What to produce> Look for the string "Console" in the data below, and copy each line that holds it.

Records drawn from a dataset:
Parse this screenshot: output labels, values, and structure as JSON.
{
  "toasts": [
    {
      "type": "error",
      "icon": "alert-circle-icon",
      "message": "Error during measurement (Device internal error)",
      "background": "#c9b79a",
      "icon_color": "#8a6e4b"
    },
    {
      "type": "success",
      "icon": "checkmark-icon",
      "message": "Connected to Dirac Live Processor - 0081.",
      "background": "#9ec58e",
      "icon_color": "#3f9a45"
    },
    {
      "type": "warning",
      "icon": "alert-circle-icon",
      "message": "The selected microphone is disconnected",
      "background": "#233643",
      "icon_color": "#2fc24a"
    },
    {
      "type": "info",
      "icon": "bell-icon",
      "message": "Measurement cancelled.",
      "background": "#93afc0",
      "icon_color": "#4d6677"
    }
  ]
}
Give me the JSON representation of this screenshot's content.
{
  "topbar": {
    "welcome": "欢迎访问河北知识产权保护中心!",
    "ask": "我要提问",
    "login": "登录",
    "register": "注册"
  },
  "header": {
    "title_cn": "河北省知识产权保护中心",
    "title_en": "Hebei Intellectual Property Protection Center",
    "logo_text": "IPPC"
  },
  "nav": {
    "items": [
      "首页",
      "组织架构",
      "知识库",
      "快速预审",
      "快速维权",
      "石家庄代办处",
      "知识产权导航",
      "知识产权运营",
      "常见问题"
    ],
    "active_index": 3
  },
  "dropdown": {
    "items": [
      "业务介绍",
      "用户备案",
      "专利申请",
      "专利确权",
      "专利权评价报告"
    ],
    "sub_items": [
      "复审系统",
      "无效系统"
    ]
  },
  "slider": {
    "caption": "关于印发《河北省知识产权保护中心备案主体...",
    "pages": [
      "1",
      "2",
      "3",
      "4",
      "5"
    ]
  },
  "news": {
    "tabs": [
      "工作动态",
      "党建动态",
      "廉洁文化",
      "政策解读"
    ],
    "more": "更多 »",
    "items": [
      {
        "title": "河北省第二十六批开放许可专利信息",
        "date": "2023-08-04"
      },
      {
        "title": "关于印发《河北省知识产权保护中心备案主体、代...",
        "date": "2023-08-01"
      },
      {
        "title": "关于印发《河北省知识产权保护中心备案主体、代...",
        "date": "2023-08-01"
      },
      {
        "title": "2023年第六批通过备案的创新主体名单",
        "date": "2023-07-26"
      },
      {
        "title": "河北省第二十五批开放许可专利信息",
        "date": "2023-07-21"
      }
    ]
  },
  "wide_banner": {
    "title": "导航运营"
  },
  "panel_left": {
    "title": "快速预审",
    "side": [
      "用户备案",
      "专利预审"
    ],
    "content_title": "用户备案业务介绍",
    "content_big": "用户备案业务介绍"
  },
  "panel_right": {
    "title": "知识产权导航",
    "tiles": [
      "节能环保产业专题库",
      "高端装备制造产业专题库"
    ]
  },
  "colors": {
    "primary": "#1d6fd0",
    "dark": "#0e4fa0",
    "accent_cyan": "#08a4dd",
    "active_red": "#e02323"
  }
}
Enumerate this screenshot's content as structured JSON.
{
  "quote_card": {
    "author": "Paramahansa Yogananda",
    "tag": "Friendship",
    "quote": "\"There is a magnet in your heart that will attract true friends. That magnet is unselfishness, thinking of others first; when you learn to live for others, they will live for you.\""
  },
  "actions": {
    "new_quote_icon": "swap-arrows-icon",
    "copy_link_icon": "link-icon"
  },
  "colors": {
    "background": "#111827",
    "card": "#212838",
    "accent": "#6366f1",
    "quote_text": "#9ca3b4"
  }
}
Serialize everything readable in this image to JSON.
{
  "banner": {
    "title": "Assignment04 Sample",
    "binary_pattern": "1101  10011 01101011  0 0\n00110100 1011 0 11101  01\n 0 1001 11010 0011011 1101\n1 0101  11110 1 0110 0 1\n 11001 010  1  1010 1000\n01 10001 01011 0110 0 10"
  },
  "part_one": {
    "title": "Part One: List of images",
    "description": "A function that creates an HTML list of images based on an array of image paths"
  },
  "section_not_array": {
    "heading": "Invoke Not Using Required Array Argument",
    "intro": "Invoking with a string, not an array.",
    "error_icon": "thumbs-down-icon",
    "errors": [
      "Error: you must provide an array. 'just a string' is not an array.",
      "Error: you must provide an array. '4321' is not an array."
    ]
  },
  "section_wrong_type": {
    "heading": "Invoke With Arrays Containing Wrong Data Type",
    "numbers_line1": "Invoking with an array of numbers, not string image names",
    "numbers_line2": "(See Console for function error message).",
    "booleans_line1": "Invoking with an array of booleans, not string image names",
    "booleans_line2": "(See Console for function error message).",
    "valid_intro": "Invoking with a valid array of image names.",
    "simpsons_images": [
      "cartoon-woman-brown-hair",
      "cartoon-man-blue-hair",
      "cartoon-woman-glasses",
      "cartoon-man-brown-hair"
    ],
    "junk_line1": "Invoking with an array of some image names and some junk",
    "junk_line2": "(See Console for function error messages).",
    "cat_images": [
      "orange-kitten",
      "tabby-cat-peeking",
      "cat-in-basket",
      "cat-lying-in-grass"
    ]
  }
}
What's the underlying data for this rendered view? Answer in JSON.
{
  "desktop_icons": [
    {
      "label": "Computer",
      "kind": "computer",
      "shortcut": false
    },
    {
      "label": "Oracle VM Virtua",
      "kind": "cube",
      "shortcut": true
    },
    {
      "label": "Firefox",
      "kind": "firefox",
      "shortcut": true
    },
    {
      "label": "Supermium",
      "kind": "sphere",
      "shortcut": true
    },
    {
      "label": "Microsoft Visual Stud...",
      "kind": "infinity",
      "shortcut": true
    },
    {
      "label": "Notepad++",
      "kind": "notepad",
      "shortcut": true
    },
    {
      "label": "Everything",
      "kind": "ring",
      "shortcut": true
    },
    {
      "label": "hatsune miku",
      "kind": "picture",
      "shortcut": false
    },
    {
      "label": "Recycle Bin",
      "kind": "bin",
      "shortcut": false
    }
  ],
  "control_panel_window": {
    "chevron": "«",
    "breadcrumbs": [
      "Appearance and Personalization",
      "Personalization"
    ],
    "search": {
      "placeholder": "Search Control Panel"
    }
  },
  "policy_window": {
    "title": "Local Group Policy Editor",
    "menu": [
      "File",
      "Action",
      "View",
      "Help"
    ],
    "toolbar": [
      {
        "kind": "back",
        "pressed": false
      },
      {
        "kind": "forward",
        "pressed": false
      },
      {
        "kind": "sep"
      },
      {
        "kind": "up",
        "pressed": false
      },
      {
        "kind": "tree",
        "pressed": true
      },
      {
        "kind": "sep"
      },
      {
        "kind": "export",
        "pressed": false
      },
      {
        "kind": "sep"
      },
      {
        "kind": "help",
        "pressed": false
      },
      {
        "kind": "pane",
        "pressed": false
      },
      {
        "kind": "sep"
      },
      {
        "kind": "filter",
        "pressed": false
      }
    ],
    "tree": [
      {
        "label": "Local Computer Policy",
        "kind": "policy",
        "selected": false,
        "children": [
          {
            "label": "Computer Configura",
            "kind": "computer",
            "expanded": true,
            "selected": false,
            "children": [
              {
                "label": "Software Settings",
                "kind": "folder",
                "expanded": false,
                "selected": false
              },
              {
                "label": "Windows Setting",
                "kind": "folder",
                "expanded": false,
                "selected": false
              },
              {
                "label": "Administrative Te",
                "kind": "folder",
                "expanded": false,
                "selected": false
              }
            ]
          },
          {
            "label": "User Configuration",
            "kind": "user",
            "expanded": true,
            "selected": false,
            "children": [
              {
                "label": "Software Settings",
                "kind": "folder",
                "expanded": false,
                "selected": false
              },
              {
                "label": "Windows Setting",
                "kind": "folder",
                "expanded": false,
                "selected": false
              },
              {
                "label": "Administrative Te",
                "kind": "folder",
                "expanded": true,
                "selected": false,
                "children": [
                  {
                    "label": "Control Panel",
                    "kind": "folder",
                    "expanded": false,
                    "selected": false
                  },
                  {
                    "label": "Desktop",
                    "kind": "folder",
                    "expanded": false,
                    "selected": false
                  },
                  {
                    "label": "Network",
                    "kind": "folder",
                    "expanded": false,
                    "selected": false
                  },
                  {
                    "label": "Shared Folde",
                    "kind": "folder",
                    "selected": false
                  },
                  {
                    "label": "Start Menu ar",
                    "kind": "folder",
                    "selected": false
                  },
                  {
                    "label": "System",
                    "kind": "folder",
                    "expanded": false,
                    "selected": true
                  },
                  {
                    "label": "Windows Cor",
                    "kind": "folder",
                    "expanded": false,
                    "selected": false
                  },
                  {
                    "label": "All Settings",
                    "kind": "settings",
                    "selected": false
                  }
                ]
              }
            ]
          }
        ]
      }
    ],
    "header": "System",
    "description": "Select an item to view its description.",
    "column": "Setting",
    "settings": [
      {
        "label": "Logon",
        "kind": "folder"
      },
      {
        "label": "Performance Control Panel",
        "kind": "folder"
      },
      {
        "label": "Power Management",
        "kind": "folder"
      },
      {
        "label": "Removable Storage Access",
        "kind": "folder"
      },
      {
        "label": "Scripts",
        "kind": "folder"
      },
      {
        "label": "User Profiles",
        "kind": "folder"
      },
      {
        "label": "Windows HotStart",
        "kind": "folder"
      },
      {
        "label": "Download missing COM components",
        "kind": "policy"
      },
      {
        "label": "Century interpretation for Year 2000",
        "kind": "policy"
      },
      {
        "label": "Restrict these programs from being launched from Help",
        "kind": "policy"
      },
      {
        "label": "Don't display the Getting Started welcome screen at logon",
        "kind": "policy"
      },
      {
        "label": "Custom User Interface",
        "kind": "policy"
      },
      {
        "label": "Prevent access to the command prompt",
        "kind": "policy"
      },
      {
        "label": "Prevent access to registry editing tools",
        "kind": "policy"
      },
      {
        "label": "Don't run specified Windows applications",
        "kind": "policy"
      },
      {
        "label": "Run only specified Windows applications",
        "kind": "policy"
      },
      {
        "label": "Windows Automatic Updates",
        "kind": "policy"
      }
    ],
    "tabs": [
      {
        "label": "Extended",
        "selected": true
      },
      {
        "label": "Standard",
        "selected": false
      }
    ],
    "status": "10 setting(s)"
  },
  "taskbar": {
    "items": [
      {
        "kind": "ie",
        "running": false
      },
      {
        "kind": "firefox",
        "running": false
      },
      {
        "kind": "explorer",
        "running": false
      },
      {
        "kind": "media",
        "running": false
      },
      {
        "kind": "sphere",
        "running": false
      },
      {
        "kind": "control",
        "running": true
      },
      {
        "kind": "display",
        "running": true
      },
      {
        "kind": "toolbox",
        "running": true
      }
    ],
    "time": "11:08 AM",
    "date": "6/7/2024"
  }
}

Answer to the problem>
    "numbers_line2": "(See Console for function error message).",
    "booleans_line2": "(See Console for function error message).",
    "junk_line2": "(See Console for function error messages).",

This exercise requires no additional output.